*** RECORDS TO PROCESS ***
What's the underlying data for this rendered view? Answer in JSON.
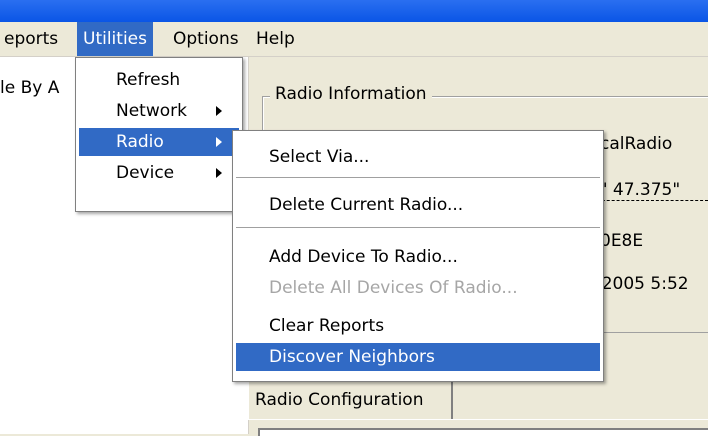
{
  "menubar": {
    "items": [
      "eports",
      "Utilities",
      "Options",
      "Help"
    ]
  },
  "left_pane": {
    "text": "le By A"
  },
  "radio_info": {
    "group_label": "Radio Information",
    "values": [
      "calRadio",
      "3' 47.375\" ",
      "0E8E",
      "/2005 5:52"
    ]
  },
  "tab": {
    "label": "Radio Configuration"
  },
  "utilities_menu": {
    "items": [
      "Refresh",
      "Network",
      "Radio",
      "Device"
    ]
  },
  "radio_submenu": {
    "select_via": "Select Via...",
    "delete_current": "Delete Current Radio...",
    "add_device": "Add Device To Radio...",
    "delete_all": "Delete All Devices Of Radio...",
    "clear_reports": "Clear Reports",
    "discover_neighbors": "Discover Neighbors"
  },
  "colors": {
    "highlight": "#316ac5",
    "titlebar": "#0a55e6",
    "face": "#ece9d8"
  }
}
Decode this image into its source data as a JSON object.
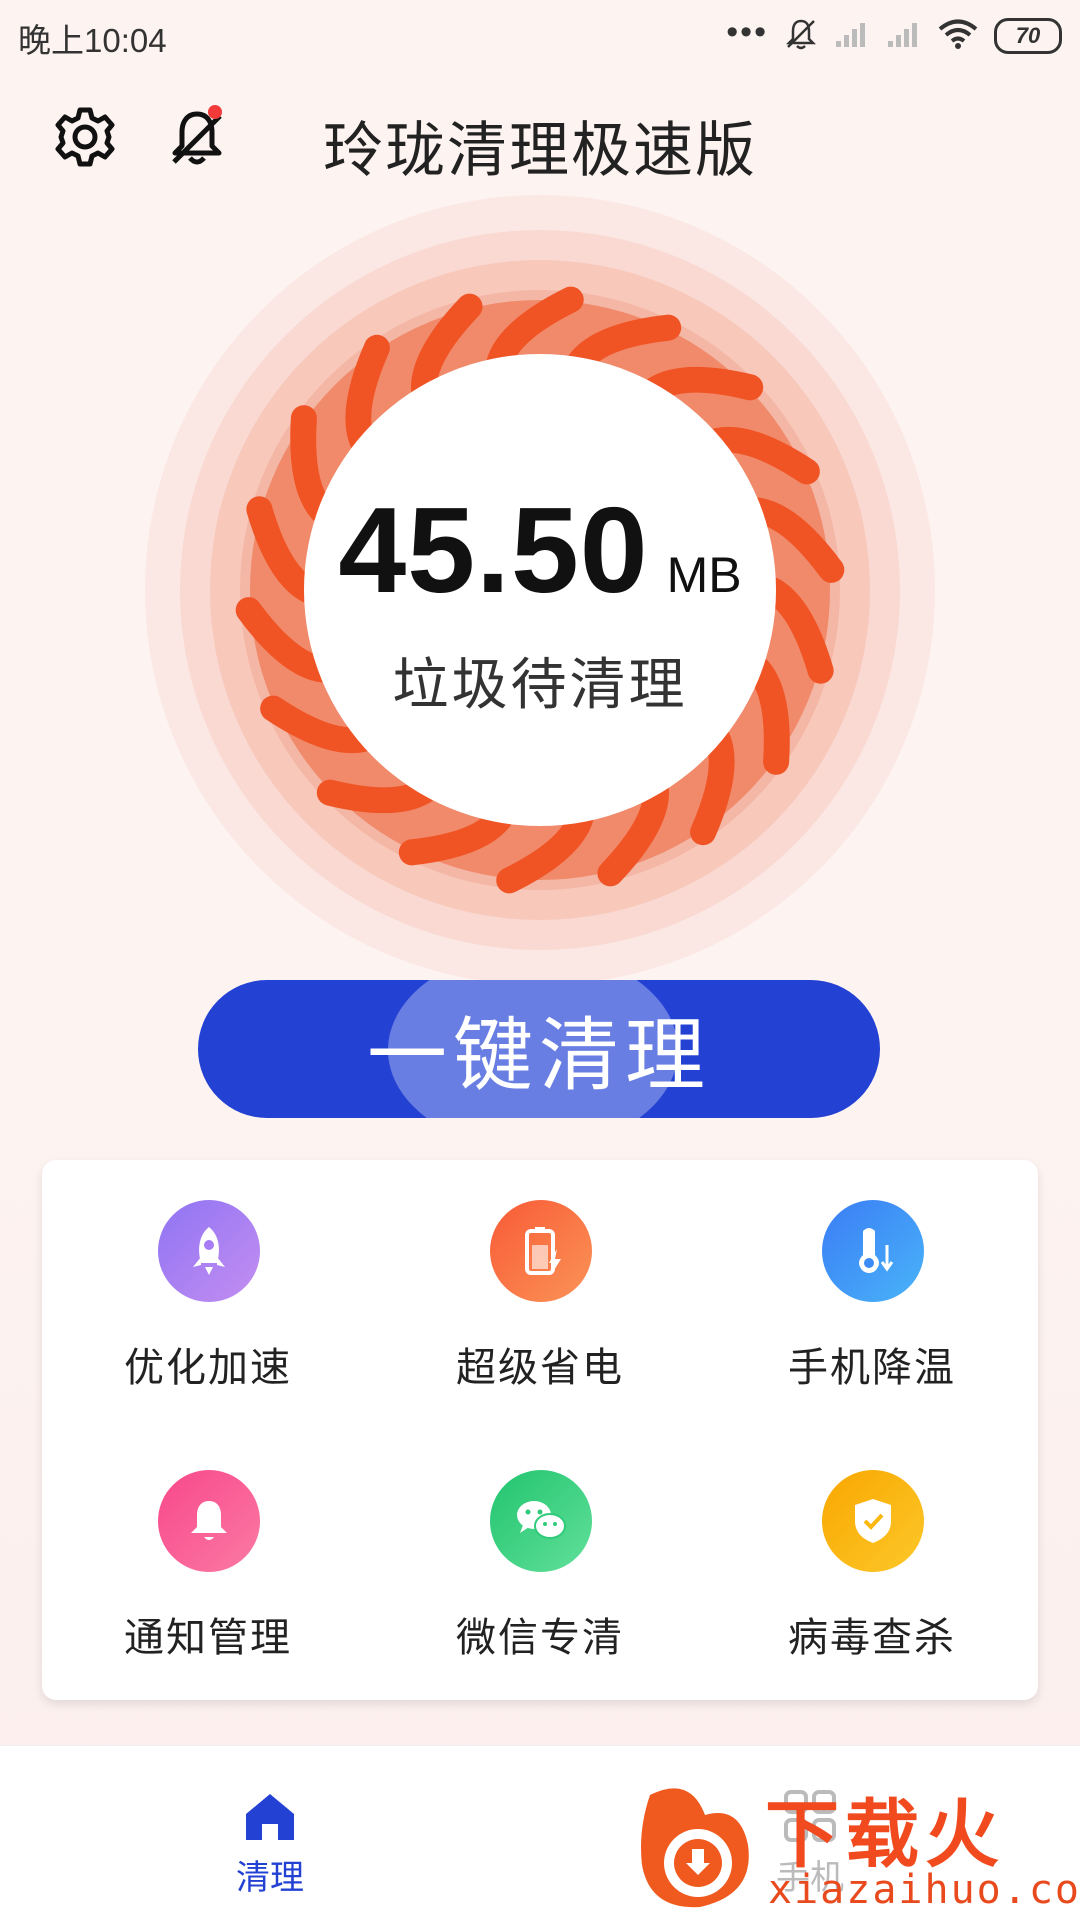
{
  "status_bar": {
    "time": "晚上10:04",
    "battery": "70",
    "more": "•••"
  },
  "header": {
    "title": "玲珑清理极速版"
  },
  "meter": {
    "size_value": "45.50",
    "size_unit": "MB",
    "caption": "垃圾待清理"
  },
  "clean_button": {
    "label": "一键清理"
  },
  "features": [
    {
      "label": "优化加速",
      "icon": "rocket-icon",
      "color": "#a77cf5"
    },
    {
      "label": "超级省电",
      "icon": "battery-icon",
      "color": "#f7673c"
    },
    {
      "label": "手机降温",
      "icon": "thermometer-icon",
      "color": "#3b8cf6"
    },
    {
      "label": "通知管理",
      "icon": "bell-icon",
      "color": "#f9588d"
    },
    {
      "label": "微信专清",
      "icon": "wechat-icon",
      "color": "#2fcb7a"
    },
    {
      "label": "病毒查杀",
      "icon": "shield-icon",
      "color": "#fbb80f"
    }
  ],
  "bottom_nav": [
    {
      "label": "清理",
      "icon": "home-icon",
      "active": true,
      "color": "#2342d4"
    },
    {
      "label": "手机",
      "icon": "grid-icon",
      "active": false,
      "color": "#bbbbbb"
    }
  ],
  "watermark": {
    "text": "下载火",
    "url": "xiazaihuo.com"
  },
  "colors": {
    "accent": "#2342d4",
    "meter_orange": "#f26a45",
    "meter_stripe": "#f05424",
    "notify_dot": "#f23a3a"
  }
}
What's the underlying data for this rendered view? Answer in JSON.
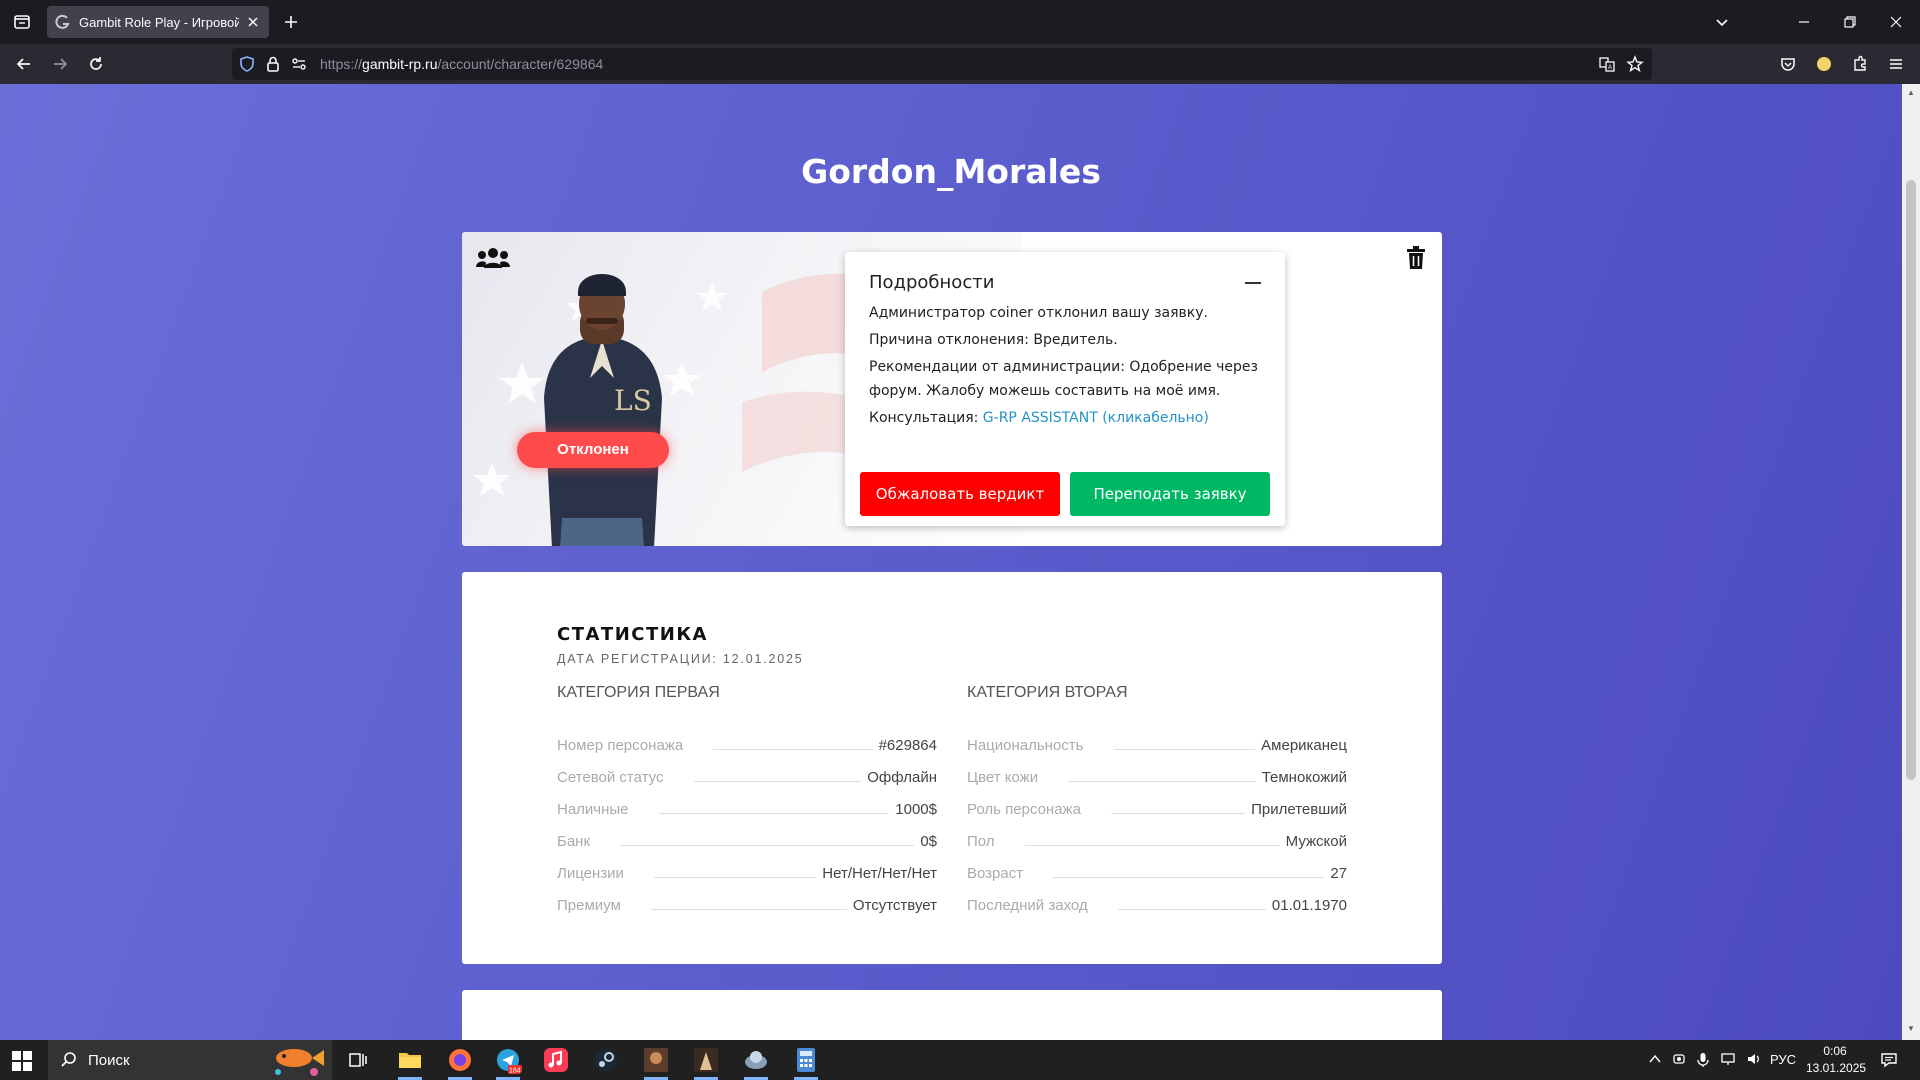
{
  "browser": {
    "tab_title": "Gambit Role Play - Игровой пр",
    "url_host": "gambit-rp.ru",
    "url_prefix": "https://",
    "url_path": "/account/character/629864"
  },
  "page": {
    "character_name": "Gordon_Morales",
    "status_badge": "Отклонен",
    "details": {
      "title": "Подробности",
      "line1": "Администратор coiner отклонил вашу заявку.",
      "line2": "Причина отклонения: Вредитель.",
      "line3": "Рекомендации от администрации: Одобрение через форум. Жалобу можешь составить на моё имя.",
      "line4_label": "Консультация: ",
      "line4_link": "G-RP ASSISTANT (кликабельно)",
      "appeal_button": "Обжаловать вердикт",
      "resubmit_button": "Переподать заявку"
    },
    "stats": {
      "title": "СТАТИСТИКА",
      "reg_date": "ДАТА РЕГИСТРАЦИИ: 12.01.2025",
      "cat1_title": "КАТЕГОРИЯ ПЕРВАЯ",
      "cat2_title": "КАТЕГОРИЯ ВТОРАЯ",
      "cat1": [
        {
          "k": "Номер персонажа",
          "v": "#629864"
        },
        {
          "k": "Сетевой статус",
          "v": "Оффлайн"
        },
        {
          "k": "Наличные",
          "v": "1000$"
        },
        {
          "k": "Банк",
          "v": "0$"
        },
        {
          "k": "Лицензии",
          "v": "Нет/Нет/Нет/Нет"
        },
        {
          "k": "Премиум",
          "v": "Отсутствует"
        }
      ],
      "cat2": [
        {
          "k": "Национальность",
          "v": "Американец"
        },
        {
          "k": "Цвет кожи",
          "v": "Темнокожий"
        },
        {
          "k": "Роль персонажа",
          "v": "Прилетевший"
        },
        {
          "k": "Пол",
          "v": "Мужской"
        },
        {
          "k": "Возраст",
          "v": "27"
        },
        {
          "k": "Последний заход",
          "v": "01.01.1970"
        }
      ]
    }
  },
  "taskbar": {
    "search_label": "Поиск",
    "telegram_badge": "164",
    "lang": "РУС",
    "time": "0:06",
    "date": "13.01.2025"
  },
  "colors": {
    "page_gradient_start": "#6a6fd8",
    "page_gradient_end": "#4d4ac0",
    "reject_red": "#ff0000",
    "resubmit_green": "#00b863",
    "badge_red": "#ff4b4b",
    "link_blue": "#2493c7"
  }
}
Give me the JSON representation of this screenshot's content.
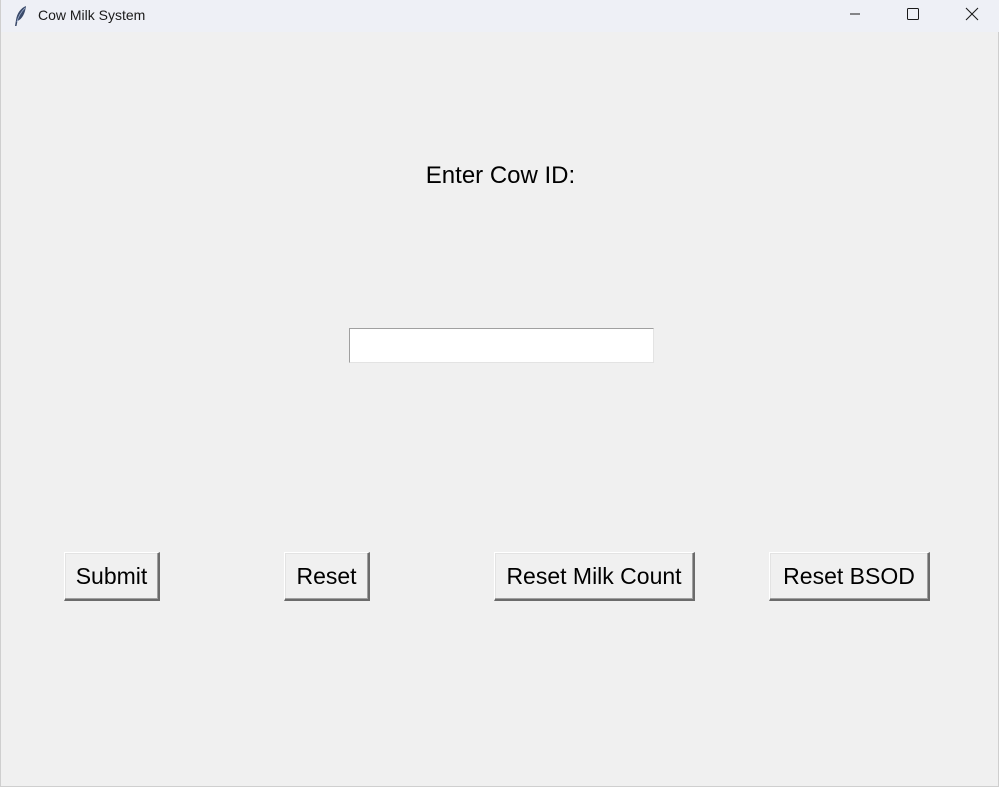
{
  "window": {
    "title": "Cow Milk System",
    "controls": {
      "minimize_icon": "minimize-icon",
      "maximize_icon": "maximize-icon",
      "close_icon": "close-icon"
    }
  },
  "form": {
    "prompt_label": "Enter Cow ID:",
    "cow_id_value": "",
    "cow_id_placeholder": ""
  },
  "buttons": {
    "submit": "Submit",
    "reset": "Reset",
    "reset_milk_count": "Reset Milk Count",
    "reset_bsod": "Reset BSOD"
  },
  "colors": {
    "background": "#f0f0f0",
    "titlebar": "#eef0f6",
    "text": "#000000"
  }
}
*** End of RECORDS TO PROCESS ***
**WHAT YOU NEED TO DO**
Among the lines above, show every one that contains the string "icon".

**YOUR SOLUTION**
      "icon": "rocket-icon",
      "icon": "battery-icon",
      "icon": "thermometer-icon",
      "icon": "bell-icon",
      "icon": "wechat-icon",
      "icon": "shield-icon",
      "icon": "home-icon",
      "icon": "grid-icon",
      "minimize_icon": "minimize-icon",
      "maximize_icon": "maximize-icon",
      "close_icon": "close-icon"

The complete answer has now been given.